For many people, this is the time for New Year resolutions, when we take stock of where we’ve been and determine where we want to be. It’s also the time of year when we see an awful lot of ‘silver bullets’ offered to help with the renewal that the start of a new year can symbolise.

A few years ago now, Richard Wiseman conducted research into the key differences between resolutions that were kept and those that fell by the wayside. You can see a summary of his findings on his website, and get a fuller run down of the research and its findings in his book 59 Seconds [1].

What’s striking about his suggestions is how mundane they are; how lacking in the wow factor. There’s nothing in the list of actions you can take that makes you think “I’d never have thought that”. It’s all pragmatic, common sense stuff which is why a great many people will simply ignore it. It’s too much like hard work; too much effort is required; there’s no short cut.

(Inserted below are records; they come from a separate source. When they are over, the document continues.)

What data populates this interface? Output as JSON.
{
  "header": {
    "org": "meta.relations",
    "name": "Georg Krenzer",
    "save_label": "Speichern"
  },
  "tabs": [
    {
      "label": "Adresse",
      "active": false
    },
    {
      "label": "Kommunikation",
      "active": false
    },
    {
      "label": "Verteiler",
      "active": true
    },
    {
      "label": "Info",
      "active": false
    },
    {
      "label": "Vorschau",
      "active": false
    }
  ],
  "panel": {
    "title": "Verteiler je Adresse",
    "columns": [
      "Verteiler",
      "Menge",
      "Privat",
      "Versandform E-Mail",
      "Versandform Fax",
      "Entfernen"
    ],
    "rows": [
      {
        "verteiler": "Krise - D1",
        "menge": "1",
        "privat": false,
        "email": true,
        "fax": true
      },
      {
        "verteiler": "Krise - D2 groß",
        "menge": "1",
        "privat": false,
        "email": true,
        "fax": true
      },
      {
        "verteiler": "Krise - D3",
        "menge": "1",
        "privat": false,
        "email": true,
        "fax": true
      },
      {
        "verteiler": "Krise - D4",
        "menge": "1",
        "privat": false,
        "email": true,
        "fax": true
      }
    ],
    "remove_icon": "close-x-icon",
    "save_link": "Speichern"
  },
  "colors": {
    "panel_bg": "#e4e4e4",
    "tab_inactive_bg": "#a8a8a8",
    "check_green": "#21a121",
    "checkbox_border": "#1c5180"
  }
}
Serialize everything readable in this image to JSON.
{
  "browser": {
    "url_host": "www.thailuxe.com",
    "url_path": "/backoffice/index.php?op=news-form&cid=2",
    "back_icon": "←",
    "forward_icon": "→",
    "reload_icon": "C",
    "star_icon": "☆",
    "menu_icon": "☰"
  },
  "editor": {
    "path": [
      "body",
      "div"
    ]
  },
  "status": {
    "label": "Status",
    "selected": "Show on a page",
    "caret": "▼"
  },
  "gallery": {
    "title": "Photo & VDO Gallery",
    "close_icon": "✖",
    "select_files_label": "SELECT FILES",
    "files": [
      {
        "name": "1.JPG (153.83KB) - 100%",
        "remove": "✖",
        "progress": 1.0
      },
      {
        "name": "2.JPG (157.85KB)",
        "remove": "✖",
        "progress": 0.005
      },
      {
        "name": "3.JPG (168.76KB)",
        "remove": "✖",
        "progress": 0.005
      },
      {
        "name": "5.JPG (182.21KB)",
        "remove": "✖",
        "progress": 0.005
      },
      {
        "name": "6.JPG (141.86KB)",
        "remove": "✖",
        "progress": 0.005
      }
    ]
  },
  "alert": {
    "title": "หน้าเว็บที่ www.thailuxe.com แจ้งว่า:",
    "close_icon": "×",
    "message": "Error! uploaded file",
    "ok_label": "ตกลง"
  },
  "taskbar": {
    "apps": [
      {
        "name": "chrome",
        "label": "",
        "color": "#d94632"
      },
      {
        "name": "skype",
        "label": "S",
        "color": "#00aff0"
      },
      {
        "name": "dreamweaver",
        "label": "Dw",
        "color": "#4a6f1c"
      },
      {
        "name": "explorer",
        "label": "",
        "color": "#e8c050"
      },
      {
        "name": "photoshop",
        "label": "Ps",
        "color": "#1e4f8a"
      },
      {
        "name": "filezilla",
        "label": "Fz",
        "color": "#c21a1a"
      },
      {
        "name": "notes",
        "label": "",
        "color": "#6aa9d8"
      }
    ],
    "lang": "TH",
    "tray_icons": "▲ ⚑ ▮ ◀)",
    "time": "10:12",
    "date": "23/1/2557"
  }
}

It’s the long term that counts


At the same time this advice is being ignored, ‘detox’ diets will be all the rage. Now, don’t get me wrong, any diet that encourages you to eat more fruit and veg, and less red meat, dairy and fat is most likely a good thing. However, changing your diet for a week or even a month doesn’t make a difference. Most lifestyle changes only have a significant impact over a lifetime. Stopping smoking just for a month is pointless; stopping drinking for a month might make you feel better in the morning over that period but will make no overall difference to your general wellbeing; ditto for the gym. Long term changes are good. Short term changes simply make you feel psychologically better for a very short period of time.

Silver bullets vs hard work


These are just examples that real, lasting, positive change is usually hard work. That there are no silver bullets out there to magically improve things with little or no effort. Helping social learning take off requires effort on the part of dedicated users, changing the practice of managers in the workplace requires effort on the part of those same managers and those in the organisation who believe change is necessary.

However, there are ways to make it easier. Not easy, but easier. Being informed about what has worked for other people helps. Learning from your past mistakes helps (though you have to be wiling to admit to yourself that you’ve made them). Getting support from friends and colleagues helps.

Is that a negative viewpoint? I really don’t think so. I’m saying the most impactful approach you can take to any endeavour is to put in the effort and take a sensible approach, backed up by evidence where possible. Luck plays a role in almost everything, but you can tip the scales in your favour.

Happy New Year!